**EXERCISE:** From the following material, say how many lines have "value" in them; write only the number.

+--

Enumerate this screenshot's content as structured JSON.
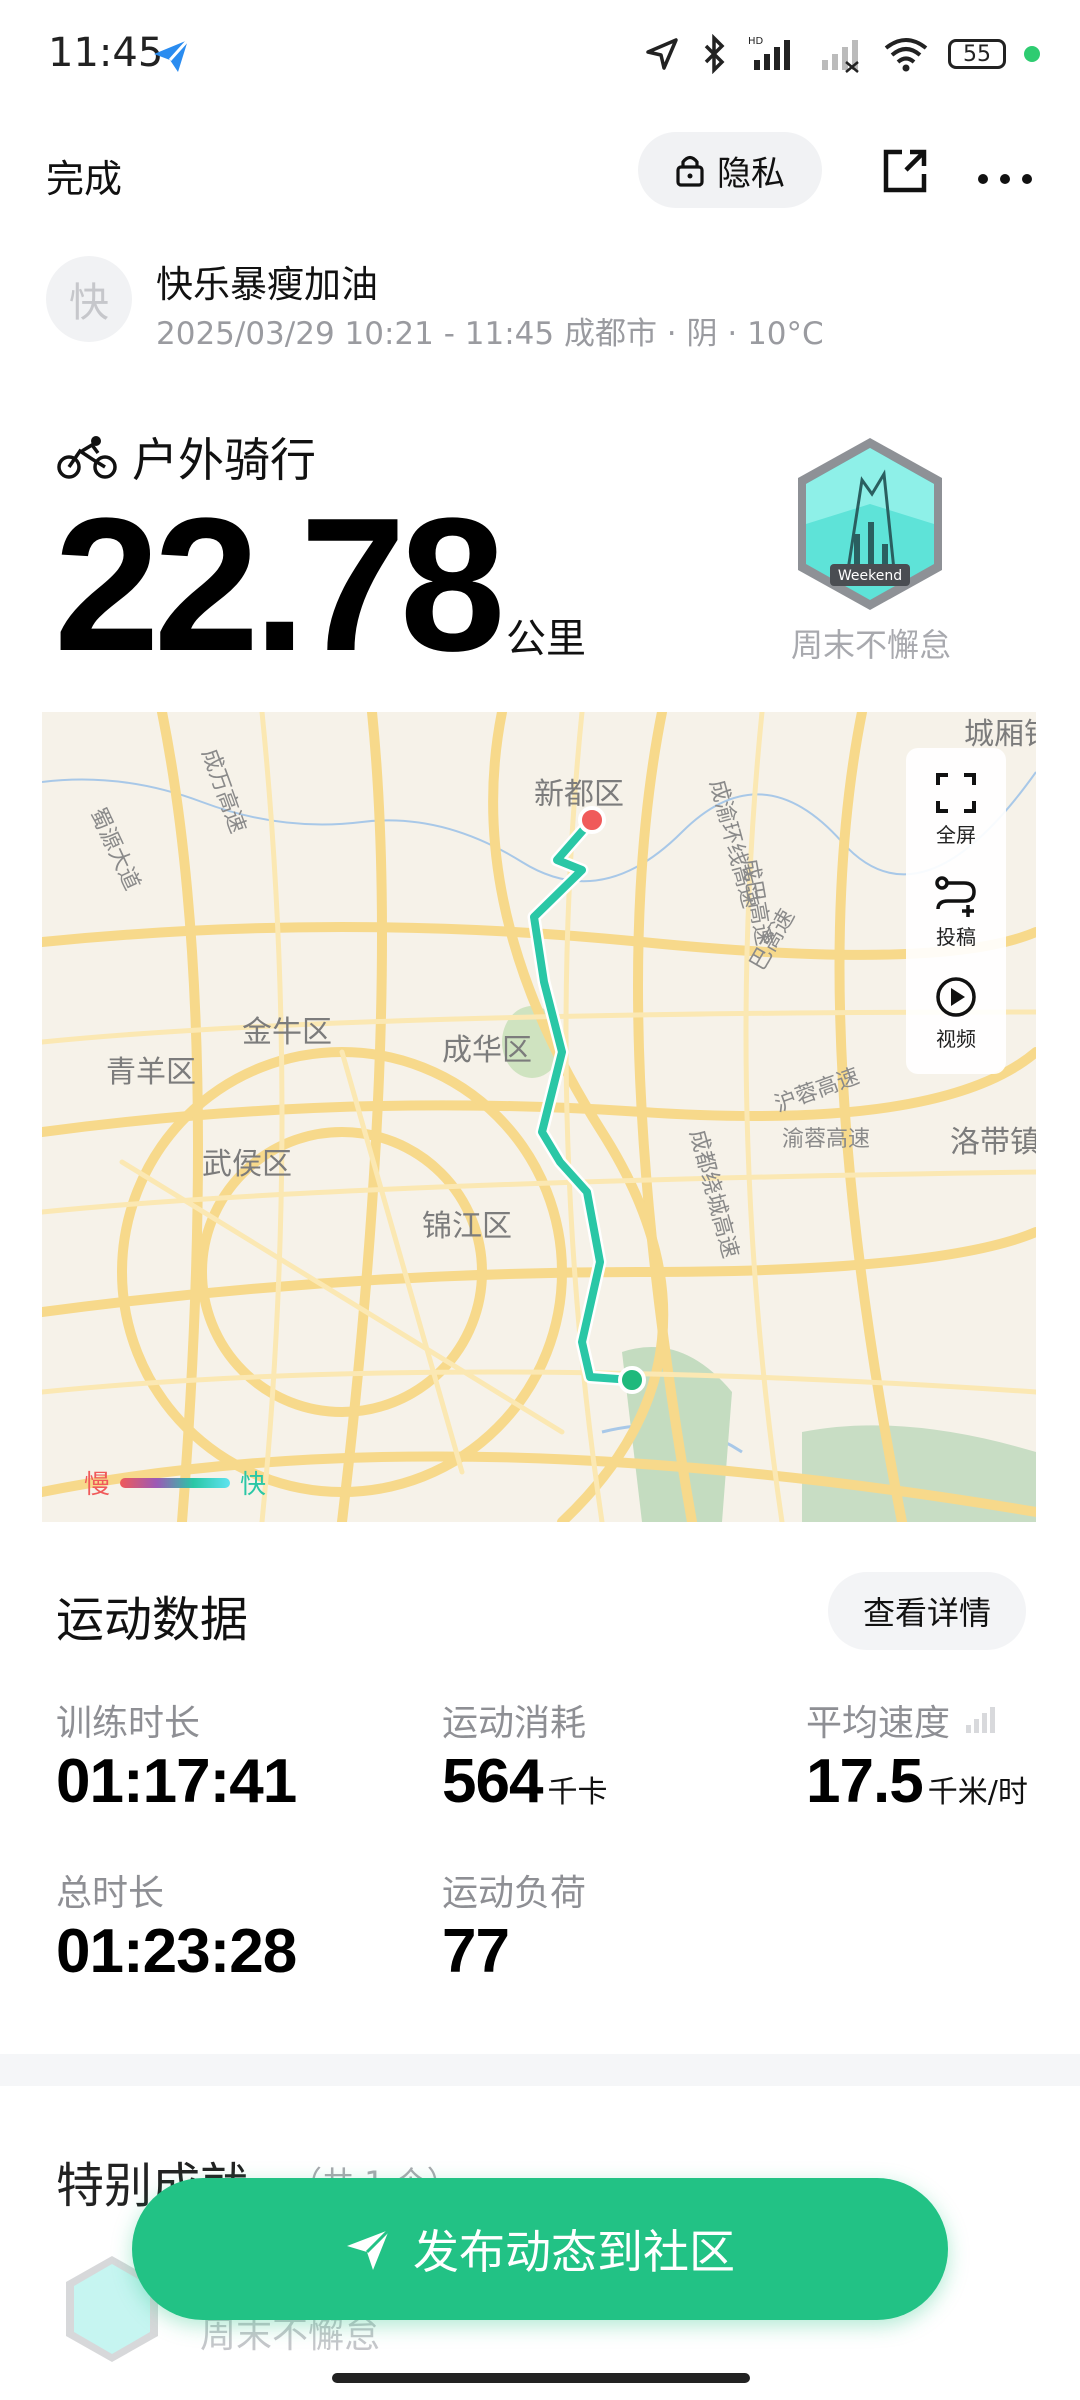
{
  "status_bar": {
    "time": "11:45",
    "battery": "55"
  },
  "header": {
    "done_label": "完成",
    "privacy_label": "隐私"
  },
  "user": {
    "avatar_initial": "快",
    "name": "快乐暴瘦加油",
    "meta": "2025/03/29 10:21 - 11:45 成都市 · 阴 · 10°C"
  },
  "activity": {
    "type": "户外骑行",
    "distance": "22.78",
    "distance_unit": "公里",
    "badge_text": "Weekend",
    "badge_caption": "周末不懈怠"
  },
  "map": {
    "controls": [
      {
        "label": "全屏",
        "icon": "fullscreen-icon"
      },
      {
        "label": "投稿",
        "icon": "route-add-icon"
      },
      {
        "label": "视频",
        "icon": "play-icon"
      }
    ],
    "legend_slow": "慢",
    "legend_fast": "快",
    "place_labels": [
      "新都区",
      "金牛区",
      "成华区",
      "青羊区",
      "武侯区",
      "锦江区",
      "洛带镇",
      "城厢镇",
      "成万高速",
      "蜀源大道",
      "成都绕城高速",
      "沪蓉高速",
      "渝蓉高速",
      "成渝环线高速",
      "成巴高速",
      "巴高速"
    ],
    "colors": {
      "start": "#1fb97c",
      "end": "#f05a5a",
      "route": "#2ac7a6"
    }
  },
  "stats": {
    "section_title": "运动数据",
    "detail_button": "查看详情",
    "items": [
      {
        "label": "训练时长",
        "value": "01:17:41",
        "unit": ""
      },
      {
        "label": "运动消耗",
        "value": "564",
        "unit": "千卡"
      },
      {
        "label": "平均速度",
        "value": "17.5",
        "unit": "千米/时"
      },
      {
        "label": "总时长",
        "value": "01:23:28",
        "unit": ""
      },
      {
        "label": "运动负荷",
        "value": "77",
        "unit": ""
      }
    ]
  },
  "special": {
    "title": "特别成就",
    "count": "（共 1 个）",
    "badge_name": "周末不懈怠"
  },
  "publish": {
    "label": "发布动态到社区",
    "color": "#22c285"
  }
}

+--

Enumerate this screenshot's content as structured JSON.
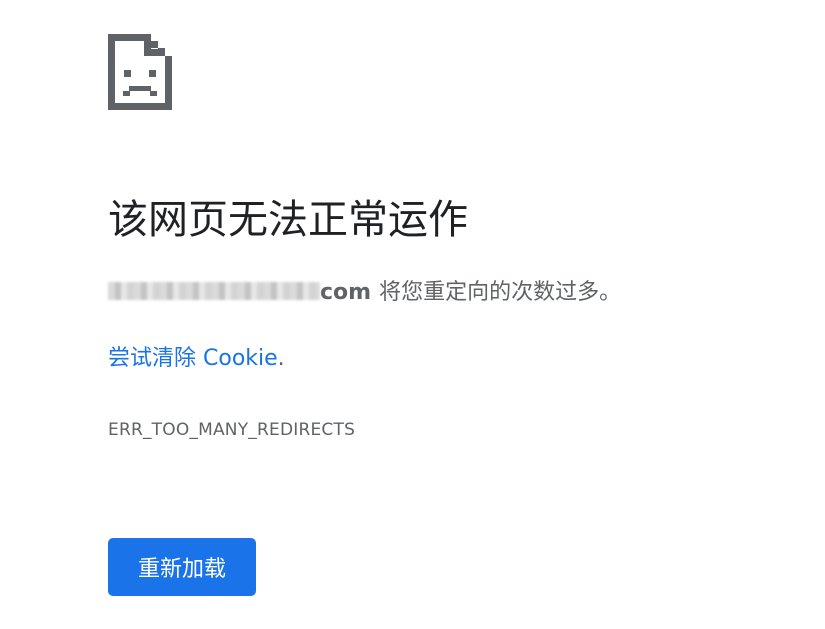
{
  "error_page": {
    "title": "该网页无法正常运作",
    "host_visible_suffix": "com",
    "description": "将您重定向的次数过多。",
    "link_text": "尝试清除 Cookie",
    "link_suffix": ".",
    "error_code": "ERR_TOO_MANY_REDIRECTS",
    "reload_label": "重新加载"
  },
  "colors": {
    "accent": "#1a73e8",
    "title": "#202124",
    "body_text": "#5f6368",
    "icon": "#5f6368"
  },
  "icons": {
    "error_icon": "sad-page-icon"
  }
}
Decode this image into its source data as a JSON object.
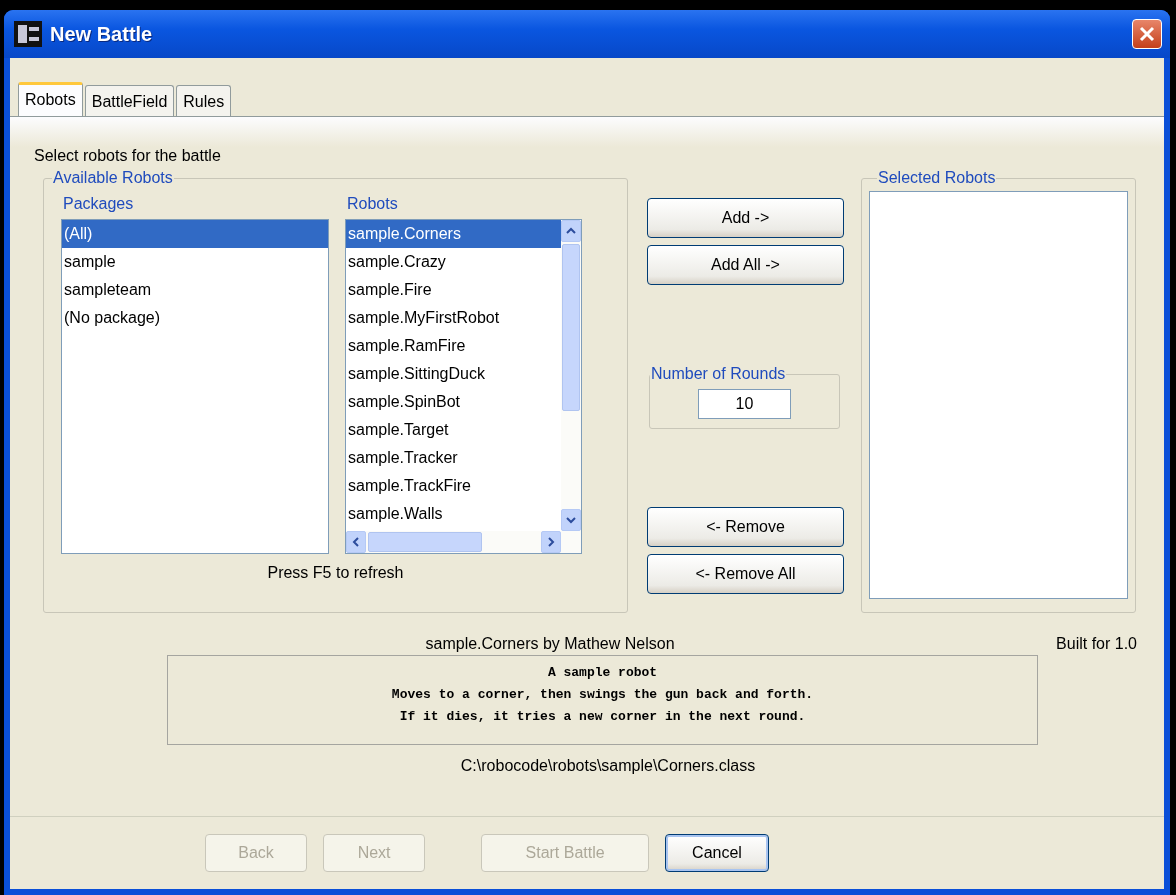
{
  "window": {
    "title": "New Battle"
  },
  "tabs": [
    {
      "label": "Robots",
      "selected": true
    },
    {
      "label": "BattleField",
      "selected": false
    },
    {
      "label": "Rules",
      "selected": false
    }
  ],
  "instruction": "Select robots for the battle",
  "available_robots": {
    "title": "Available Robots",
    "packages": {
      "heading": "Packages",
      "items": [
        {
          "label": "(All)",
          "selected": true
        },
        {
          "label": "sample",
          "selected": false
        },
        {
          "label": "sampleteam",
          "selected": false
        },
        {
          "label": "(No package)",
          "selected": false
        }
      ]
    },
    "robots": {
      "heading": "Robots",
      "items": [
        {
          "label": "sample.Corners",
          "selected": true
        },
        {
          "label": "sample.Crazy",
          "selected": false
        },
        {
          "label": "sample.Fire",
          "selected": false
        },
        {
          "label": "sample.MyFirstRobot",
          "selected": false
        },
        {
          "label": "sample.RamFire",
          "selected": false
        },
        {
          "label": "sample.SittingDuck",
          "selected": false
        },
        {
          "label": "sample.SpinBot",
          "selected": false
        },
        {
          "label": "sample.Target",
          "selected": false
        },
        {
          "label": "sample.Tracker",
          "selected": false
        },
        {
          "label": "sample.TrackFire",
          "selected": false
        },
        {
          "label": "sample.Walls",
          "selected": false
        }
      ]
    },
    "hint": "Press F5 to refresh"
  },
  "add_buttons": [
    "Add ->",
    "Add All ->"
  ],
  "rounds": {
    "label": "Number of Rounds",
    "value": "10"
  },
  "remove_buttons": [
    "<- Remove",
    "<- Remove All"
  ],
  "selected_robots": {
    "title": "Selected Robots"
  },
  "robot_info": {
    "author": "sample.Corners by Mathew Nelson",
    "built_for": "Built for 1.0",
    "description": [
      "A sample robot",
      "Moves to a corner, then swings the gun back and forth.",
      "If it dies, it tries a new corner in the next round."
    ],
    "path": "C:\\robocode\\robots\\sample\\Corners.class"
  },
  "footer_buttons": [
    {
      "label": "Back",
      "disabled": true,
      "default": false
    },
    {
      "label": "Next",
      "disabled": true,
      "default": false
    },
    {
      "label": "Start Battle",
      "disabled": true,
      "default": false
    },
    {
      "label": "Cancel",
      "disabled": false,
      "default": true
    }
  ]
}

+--

**ANSWER FOR THE TASK:** 6